I knew Perry Budovitch for one and a half years, maybe two years tops. We would see each other in the morning for prayer at Shul. He would be there every day to say Kaddish in memory of his late father. We wouldn’t talk much but Perry would always give me a warm smile and a wave. These were very minor interactions but they were enough for me to realize just how kind of a man he was.
But it wasn’t just me he was kind to. Perry loved the whole Jewish community of Thornhill. And the whole Jewish community loved him back.
It was in the summer of 2018 that I found out Perry had been fighting cancer for a while—just days after a beautiful Shabbat lunch at his and his wife, Anna’s, house. And with this discovery I felt incredibly sad. Sad because someone who I had grown fond of was battling a life-threatening disease.
But yet at the same time, I was profoundly inspired. Inspired because while Perry was carrying one of life’s greatest burdens, he remained committed to what he believed in. Day in and day out he would wake up early and go to Shul to pay his respects for his late father. Regardless of the weather outside and regardless of his pain inside there you could find him, in his accustomed spot at the back of the Shul with his tallit and tefillin on and a siddur in hand, and that gentle smile on his face.
It was December 24th when Perry passed away from pancreatic cancer. And although we had only known him for a short time, it was a bitter loss for the community. It was and still is tough to look back in Shul and expect to see him but instead find an empty seat.
The reason I am writing all this is because I wanted to do something in honour of Perry’s memory. I wanted to do something for Perry because although he didn’t know it, he had meant so much to me and the community, too.

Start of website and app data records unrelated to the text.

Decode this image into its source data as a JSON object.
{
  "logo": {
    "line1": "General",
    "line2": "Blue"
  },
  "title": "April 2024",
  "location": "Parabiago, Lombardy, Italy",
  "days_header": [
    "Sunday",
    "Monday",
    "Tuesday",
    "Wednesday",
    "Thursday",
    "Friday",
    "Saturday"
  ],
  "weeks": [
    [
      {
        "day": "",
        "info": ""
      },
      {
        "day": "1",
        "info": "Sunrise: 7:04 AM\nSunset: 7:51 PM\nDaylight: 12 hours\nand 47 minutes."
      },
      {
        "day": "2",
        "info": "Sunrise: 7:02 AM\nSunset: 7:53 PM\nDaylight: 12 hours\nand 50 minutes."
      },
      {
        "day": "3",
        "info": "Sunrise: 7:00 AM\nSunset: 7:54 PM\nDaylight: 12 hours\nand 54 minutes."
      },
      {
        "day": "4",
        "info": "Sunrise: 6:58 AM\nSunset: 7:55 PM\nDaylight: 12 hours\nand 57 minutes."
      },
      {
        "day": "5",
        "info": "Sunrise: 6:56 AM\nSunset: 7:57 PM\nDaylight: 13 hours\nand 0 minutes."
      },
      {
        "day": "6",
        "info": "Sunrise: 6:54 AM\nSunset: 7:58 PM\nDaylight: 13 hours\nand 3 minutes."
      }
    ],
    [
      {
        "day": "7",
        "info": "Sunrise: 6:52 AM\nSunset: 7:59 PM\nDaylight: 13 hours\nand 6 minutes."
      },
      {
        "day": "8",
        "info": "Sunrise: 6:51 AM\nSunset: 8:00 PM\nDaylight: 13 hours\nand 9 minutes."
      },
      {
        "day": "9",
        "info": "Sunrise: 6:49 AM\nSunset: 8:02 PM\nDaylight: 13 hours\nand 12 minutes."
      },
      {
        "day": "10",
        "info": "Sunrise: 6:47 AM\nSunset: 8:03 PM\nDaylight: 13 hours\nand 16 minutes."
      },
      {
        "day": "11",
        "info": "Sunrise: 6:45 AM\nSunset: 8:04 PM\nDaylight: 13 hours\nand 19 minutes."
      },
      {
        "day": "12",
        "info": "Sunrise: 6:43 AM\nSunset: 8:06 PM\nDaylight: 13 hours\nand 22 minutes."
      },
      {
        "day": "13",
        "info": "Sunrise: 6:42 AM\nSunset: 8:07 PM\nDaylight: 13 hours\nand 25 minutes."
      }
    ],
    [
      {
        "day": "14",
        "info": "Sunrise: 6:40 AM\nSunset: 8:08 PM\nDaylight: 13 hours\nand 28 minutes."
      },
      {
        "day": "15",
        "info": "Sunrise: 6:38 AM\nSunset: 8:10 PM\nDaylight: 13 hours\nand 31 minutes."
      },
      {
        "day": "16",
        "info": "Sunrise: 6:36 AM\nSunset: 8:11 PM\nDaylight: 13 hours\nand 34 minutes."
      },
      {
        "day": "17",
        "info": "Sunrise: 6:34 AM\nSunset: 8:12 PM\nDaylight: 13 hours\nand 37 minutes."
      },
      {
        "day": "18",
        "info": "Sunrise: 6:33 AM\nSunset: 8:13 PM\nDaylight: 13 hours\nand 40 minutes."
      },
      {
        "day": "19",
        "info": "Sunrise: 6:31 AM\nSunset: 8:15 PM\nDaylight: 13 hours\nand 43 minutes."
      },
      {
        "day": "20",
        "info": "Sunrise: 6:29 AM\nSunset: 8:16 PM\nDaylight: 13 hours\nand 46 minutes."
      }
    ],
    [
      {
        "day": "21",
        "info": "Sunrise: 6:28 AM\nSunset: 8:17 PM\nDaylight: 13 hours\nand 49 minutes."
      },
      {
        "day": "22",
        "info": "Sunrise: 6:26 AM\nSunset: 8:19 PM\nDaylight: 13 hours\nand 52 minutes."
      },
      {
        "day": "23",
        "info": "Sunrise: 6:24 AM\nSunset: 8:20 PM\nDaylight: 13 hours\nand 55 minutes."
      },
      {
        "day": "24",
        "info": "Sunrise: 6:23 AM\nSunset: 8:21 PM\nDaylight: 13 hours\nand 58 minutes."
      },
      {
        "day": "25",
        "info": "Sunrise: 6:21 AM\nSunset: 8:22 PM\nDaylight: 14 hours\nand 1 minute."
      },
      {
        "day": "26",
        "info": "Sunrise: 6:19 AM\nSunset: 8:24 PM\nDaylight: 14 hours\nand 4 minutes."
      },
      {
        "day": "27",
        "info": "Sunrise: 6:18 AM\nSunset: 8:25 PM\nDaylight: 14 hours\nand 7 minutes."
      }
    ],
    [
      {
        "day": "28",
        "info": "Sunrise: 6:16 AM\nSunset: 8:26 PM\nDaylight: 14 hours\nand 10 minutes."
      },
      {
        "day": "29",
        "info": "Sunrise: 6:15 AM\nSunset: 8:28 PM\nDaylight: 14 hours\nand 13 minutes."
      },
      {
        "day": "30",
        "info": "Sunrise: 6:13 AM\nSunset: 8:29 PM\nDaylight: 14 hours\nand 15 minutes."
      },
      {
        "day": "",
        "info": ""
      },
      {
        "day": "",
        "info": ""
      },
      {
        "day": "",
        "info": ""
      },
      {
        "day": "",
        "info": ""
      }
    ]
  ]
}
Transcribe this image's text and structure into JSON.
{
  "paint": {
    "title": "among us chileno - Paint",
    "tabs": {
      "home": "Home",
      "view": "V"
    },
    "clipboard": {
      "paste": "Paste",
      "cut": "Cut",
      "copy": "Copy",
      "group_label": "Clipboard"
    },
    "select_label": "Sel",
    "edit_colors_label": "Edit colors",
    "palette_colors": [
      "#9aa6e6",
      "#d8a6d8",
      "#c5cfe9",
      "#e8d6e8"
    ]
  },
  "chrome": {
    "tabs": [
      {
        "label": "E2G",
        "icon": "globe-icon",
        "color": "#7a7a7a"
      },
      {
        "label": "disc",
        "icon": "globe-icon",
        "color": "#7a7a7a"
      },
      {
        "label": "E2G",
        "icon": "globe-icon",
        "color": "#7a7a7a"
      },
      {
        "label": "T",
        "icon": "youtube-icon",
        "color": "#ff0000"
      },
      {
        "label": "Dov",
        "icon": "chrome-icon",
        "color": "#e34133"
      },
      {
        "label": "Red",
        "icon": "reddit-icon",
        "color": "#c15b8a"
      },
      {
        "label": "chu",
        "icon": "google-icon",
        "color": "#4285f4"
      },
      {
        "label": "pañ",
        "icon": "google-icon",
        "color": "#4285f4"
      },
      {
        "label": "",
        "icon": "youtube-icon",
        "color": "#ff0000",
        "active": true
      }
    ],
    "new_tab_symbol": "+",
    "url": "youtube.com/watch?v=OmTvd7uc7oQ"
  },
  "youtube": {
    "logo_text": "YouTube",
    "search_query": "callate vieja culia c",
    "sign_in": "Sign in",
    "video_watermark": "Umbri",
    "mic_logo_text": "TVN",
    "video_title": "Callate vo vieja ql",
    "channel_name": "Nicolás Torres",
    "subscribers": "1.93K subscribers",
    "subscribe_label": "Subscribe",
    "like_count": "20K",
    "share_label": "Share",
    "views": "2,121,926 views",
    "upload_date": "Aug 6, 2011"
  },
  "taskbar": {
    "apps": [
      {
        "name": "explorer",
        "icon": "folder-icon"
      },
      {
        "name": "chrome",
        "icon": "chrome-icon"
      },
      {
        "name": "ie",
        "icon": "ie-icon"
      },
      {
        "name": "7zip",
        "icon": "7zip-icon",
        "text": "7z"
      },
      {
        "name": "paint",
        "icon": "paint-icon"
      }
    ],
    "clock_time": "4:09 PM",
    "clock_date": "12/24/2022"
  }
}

I feel that running a marathon might be the perfect thing to do in his memory. You see, one thing I learned from Perry was how to be a strong and committed individual. I’m sure that there were days where Perry was so sick he could hardly get out of bed. But yet, he would get up and go to Shul to say Kaddish (and along the way be kind to all those he interacted with). While running a marathon, the only way to complete it is by having that strength and commitment. There will be stretches where I feel like my legs have turned to lead and I really want to give up. But I will remember the lessons I learned from Perry, dig deep, and keep going despite the pain.
And when I reach the finish line after 42 kilometers and 4 hours plus of running, it won’t just be me crossing it. It will be a person who was inspired by Perry.
But to tell you the truth, I am just one of many many people Perry inspired through his gentleness and kindness. And this run is just a tiny way how I can return the favour.
However, I need a little bit of help. I am raising money for the Canadian Cancer Society, a national and community-based charitable organization whose mission it is to eradicate cancer and enhance the quality of life of those who have it. With your help, we can get closer to curing cancer and making an impact in the lives of those fighting it now. Please consider donating.
Feel free to share this page with others so they can learn just a little bit about who Perry was.
The Toronto Marathon will take place on May 5th 2019 throughout the city. This will be my first time raising money for a cause through a marathon.